An excellent start to the day. I wake slightly earlier—at 6.45. I read Rachel Ray for an hour, an account of Rachel going to the Tappits’s ball and then Mr Prong proposing to Mrs Prime, Rachel’s severe and evangelical sister. Within a few pages of any Trollope novel I’m immersed in the characters. I know them. I’m interested in them. Their lives are in most ways very different from mine, but in many important ways they are the same. A shower, also a pleasure, and then down to the market.

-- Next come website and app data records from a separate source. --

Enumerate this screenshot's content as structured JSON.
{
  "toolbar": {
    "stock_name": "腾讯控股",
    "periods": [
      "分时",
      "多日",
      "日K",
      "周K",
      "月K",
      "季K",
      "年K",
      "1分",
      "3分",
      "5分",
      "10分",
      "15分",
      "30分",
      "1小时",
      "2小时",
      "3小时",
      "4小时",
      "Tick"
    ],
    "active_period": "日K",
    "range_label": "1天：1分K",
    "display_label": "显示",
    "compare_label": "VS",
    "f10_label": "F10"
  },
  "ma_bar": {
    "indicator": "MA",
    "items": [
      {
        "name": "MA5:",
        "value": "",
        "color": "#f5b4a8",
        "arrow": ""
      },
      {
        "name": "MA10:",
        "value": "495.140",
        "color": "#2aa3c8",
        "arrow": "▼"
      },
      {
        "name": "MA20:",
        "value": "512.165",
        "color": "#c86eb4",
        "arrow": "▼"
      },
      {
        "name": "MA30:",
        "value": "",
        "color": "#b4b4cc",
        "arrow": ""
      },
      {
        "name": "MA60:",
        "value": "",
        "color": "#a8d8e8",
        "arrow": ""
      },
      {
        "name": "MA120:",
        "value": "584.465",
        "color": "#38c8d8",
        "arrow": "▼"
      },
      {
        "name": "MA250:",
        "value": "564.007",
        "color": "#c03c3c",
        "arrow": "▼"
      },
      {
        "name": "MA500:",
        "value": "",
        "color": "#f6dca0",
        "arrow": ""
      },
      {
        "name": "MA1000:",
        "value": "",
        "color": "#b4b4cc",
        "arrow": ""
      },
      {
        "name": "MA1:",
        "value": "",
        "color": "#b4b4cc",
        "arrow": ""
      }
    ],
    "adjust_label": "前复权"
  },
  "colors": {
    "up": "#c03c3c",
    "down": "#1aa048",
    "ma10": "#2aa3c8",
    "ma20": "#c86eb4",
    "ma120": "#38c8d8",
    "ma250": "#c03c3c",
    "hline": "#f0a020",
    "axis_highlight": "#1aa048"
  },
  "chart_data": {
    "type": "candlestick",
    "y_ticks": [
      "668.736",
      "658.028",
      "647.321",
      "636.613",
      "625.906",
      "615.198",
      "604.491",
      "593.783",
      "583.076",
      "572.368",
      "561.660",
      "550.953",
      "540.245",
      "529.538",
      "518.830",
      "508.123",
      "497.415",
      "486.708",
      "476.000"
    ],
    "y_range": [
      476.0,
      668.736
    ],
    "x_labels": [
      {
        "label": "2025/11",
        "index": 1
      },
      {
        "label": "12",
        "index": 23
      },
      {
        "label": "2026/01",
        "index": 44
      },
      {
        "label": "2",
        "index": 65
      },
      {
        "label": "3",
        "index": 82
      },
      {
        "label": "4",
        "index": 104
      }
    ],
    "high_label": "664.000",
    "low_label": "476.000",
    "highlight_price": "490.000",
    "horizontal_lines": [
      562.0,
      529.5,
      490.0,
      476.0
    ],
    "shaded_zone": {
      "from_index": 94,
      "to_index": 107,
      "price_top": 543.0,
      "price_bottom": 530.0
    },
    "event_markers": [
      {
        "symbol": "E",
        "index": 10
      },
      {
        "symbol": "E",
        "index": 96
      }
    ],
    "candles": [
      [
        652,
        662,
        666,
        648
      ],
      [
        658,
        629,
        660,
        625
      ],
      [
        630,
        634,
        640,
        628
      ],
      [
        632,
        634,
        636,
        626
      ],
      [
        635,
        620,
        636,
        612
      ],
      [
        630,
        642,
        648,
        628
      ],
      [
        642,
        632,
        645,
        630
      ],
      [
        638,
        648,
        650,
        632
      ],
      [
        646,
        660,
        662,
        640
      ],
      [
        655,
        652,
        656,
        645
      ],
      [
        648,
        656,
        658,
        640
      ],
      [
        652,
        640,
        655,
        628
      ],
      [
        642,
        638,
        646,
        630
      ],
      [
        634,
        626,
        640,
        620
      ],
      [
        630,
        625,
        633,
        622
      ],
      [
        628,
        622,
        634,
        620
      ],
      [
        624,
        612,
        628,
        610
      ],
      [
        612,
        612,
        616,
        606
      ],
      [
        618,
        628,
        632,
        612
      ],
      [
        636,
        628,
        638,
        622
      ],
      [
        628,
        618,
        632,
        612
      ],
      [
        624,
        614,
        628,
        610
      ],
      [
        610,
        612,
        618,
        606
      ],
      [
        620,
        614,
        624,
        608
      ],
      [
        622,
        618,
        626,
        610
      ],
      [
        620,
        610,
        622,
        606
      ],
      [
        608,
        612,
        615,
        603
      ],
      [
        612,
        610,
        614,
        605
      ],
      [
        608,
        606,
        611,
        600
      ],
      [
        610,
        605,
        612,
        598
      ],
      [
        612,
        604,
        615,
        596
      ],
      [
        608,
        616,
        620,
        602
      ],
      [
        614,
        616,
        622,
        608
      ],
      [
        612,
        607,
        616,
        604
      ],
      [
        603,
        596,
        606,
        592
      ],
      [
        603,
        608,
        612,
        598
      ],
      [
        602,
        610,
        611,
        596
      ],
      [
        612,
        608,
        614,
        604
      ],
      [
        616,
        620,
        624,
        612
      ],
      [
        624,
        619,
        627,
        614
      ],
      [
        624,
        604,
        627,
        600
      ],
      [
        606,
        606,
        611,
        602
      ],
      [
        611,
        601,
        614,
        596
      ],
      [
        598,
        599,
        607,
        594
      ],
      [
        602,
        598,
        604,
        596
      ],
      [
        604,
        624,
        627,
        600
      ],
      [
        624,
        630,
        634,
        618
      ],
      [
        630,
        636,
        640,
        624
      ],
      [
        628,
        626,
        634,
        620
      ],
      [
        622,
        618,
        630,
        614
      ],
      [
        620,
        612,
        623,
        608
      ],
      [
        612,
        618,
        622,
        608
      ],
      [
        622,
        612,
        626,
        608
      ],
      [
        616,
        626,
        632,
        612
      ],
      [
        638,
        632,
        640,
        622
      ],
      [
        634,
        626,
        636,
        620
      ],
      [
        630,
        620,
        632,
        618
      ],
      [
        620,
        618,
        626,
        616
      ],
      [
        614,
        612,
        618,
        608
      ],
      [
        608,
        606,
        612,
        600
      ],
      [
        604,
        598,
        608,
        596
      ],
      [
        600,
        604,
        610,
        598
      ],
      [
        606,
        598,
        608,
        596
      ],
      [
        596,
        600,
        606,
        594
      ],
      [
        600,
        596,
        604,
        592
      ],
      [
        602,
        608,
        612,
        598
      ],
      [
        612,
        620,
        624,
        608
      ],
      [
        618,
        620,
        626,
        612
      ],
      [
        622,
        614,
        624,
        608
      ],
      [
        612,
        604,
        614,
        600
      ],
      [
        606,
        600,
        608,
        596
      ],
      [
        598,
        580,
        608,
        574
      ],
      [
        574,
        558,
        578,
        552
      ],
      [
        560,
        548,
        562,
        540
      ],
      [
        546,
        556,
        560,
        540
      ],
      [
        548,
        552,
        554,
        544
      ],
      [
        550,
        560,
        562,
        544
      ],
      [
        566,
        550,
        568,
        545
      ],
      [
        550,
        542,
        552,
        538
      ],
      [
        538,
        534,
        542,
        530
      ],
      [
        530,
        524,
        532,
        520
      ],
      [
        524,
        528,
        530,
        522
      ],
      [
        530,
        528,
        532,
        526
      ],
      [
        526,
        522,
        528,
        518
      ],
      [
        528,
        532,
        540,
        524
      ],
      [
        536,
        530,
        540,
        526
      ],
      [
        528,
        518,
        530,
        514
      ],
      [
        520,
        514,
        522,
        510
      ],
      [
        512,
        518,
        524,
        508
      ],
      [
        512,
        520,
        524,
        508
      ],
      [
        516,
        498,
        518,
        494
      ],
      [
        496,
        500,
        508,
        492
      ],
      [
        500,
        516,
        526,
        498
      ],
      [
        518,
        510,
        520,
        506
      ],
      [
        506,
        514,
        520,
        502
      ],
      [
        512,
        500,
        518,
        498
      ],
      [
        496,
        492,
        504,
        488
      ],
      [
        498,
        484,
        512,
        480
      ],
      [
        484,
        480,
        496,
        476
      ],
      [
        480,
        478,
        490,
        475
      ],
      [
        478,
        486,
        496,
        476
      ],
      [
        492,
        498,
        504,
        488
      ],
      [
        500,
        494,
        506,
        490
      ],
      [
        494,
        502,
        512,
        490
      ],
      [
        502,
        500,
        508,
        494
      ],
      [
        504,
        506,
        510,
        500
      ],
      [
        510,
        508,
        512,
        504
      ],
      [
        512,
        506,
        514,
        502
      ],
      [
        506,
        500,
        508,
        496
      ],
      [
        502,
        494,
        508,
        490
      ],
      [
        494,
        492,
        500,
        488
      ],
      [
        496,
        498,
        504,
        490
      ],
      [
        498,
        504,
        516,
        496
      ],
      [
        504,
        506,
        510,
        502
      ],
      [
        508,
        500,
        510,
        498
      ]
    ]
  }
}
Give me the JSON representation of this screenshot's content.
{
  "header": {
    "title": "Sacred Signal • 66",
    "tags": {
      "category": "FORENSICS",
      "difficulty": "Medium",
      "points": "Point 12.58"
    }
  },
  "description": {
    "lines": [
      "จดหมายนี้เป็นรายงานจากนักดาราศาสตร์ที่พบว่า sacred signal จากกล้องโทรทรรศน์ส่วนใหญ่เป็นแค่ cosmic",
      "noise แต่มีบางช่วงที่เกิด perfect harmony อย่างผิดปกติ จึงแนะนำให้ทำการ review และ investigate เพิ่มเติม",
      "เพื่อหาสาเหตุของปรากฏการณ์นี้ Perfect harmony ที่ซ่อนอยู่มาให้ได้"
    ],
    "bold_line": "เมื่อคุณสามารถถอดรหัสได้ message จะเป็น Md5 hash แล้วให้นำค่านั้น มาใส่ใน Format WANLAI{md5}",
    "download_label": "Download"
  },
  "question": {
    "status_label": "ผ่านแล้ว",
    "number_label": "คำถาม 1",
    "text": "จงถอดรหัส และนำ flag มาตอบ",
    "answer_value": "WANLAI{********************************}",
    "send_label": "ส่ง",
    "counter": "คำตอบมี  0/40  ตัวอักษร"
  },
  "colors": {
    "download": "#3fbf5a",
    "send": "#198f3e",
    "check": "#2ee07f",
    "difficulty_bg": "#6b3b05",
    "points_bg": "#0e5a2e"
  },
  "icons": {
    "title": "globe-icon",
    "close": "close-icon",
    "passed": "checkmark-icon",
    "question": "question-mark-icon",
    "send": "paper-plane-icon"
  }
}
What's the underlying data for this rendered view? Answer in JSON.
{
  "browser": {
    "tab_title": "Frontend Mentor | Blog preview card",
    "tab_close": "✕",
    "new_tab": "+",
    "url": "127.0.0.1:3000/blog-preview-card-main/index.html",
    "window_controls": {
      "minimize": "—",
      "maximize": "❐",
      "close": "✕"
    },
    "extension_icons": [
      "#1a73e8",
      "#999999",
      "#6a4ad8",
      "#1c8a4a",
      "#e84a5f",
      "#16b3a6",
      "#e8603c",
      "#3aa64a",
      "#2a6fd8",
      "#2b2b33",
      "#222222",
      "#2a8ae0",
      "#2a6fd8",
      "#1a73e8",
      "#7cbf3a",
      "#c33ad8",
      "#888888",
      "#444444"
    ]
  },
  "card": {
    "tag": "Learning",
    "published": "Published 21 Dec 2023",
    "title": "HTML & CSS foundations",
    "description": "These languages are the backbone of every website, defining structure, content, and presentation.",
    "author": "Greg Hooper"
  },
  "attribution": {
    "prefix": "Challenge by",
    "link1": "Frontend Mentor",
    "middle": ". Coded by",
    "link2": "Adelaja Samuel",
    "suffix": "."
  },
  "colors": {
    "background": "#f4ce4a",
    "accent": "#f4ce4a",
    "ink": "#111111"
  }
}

It’s warmer than yesterday, and the sun is shining. Venice is as beautiful as ever for me. I can’t cross the Rialto bridge without stopping for a moment to look each way down the Grand Canal, which seems always to be bustling. One of the things I love most is the green of the water. Ruskin wrote: “A city of marble, did I say? nay, rather a golden city, paved with emerald. For truly, every pinnacle and turret glanced or glowed, overlaid with gold, or bossed with jasper. Beneath, the unsullied sea drew in deep breathing, to and from its eddies of green wave.” D H Lawrence, in contrast, talked an “abhorrent green slippery city.” I’d love in some way to capture the green, but then I realise that if I could capture it Venice would be less beautiful. It’s because the green cannot be captured or copied that the city is so lovely and calls you back again and again.
I buy first a large cutlet. Then I buy a mountain cheese, a chunk of parmigiano, and a bottle of Refosco (Venetian wine) in the shop where they seem so unassumingly proud of their cheeses, meats, wines, and other produce. Next, to the same large-nosed man for my zuccini and a large pepper. As I pass a fish stall I can’t resist buying quatro sardines. “Numero ou grammes,” asks the pescevendolo. “Quatro,” I answer. What a cheek—to buy just four sardines, lunch for one. I’m back on the traghetto. I still feel that I may fall, but nobody else ever seems to sway. I’ll remember this when I’m on the tube. This is such bliss, the tube such a horror. Similarly shopping. This is all pleasure, whereas most shopping is purgatory. I stop for a cappuccino, joke with the women in the bakers, and am home by 9.15.